Go through the listing beneath this task and return every line that carries the string "icon".

====== Material for this exercise ======

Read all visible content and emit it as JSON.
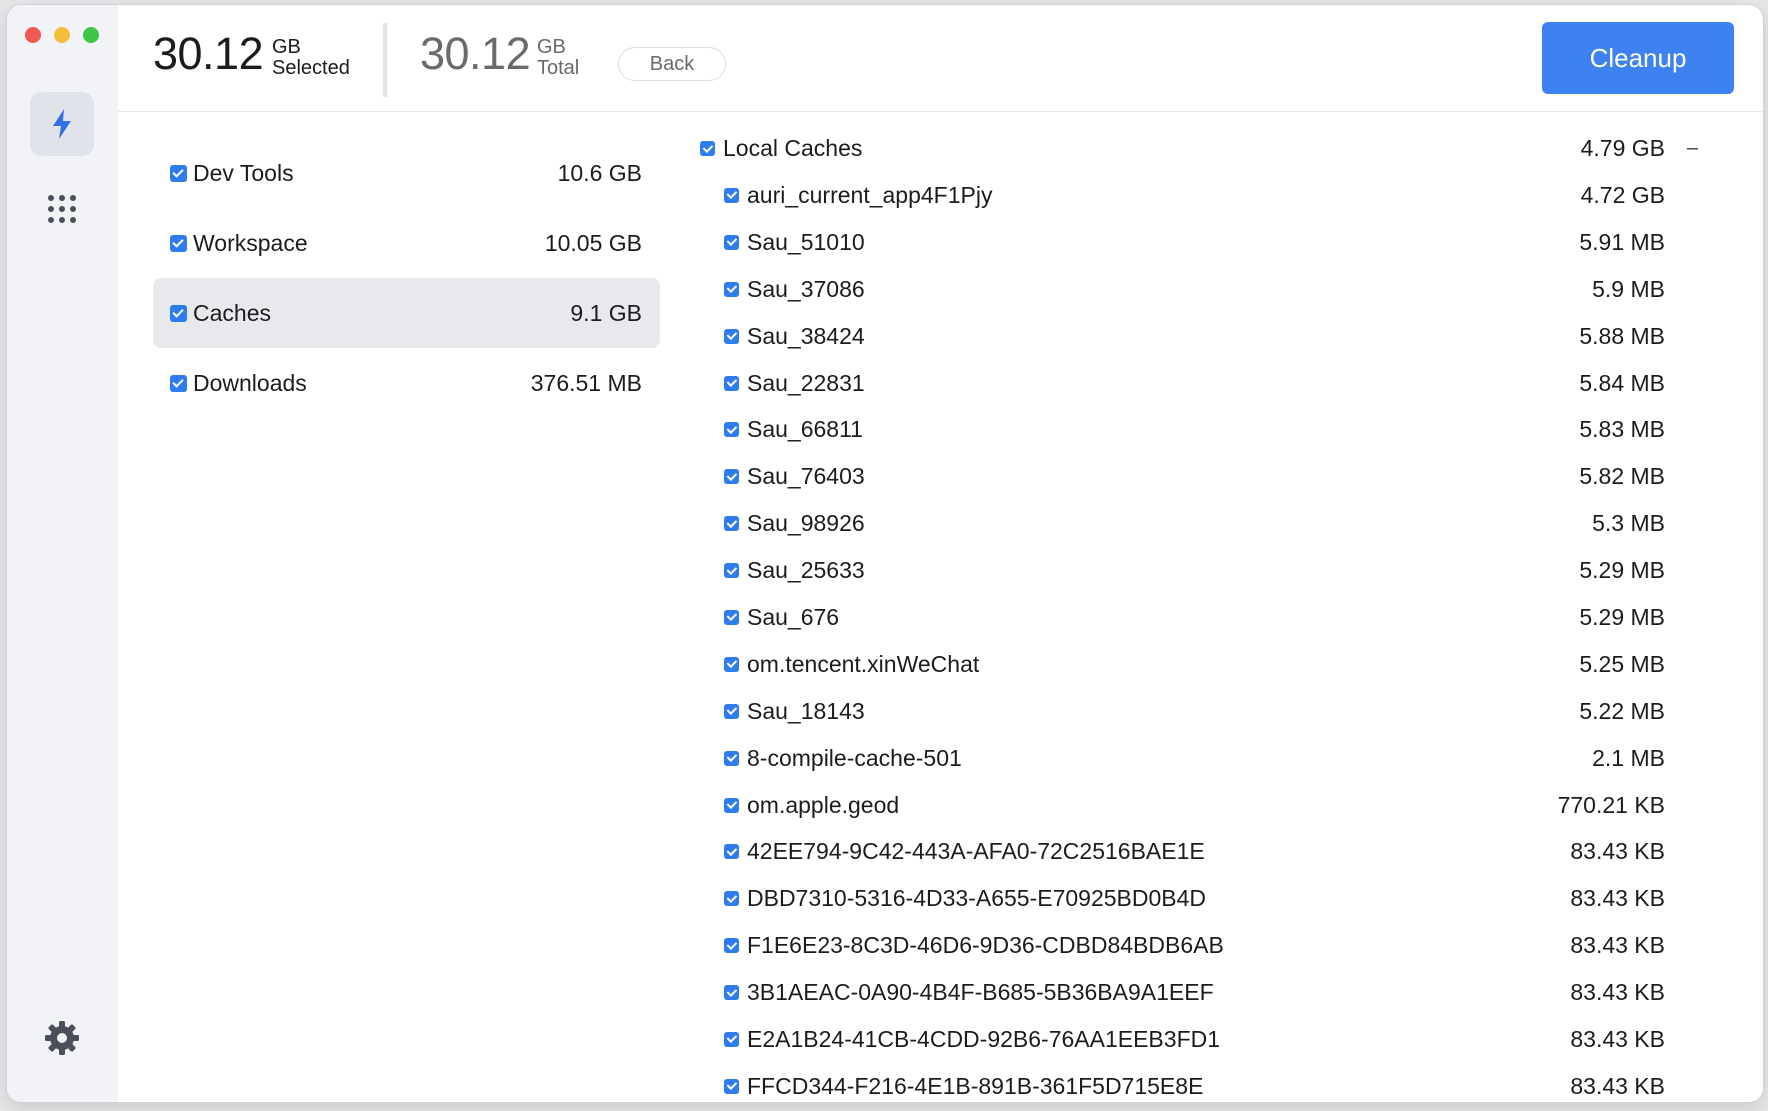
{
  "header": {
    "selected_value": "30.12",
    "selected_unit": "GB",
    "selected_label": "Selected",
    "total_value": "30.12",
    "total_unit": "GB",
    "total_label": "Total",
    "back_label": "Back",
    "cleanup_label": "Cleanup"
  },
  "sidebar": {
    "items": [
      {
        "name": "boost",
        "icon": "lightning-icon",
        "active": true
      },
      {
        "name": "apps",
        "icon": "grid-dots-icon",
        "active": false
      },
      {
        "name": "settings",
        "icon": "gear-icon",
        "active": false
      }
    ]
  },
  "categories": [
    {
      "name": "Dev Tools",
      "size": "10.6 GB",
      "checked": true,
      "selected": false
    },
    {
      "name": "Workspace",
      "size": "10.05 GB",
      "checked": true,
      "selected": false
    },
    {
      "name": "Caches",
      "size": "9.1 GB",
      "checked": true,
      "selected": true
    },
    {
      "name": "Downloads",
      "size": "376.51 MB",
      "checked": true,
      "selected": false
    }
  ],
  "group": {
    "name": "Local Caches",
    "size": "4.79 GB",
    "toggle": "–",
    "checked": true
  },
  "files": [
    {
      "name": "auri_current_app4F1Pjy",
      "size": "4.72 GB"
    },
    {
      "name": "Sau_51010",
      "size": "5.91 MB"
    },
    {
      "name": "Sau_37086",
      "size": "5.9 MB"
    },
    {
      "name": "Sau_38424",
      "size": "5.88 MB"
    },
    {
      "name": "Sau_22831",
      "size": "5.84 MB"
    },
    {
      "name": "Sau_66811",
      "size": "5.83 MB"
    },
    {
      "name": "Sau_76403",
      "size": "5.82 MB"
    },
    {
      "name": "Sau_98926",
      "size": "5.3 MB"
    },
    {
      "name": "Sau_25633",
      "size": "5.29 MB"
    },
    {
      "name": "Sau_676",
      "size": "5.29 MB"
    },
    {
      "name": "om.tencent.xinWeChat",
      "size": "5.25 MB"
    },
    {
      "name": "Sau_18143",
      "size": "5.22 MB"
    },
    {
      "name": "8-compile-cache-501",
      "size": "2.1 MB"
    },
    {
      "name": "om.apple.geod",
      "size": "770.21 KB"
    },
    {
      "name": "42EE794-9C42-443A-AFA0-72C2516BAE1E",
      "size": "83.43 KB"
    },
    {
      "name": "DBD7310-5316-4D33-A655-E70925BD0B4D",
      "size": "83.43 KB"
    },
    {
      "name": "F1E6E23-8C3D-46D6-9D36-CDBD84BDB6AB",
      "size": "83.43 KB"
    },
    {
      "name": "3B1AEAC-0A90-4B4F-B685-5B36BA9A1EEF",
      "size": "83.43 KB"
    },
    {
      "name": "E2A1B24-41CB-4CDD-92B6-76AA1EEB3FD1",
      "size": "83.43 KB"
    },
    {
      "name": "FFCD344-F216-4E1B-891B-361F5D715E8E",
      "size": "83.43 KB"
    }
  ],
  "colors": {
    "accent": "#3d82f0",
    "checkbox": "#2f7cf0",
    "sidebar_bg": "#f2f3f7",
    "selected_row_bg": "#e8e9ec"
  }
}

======

- Exercise response:
        "icon": "lightning-icon",
        "icon": "grid-dots-icon",
        "icon": "gear-icon",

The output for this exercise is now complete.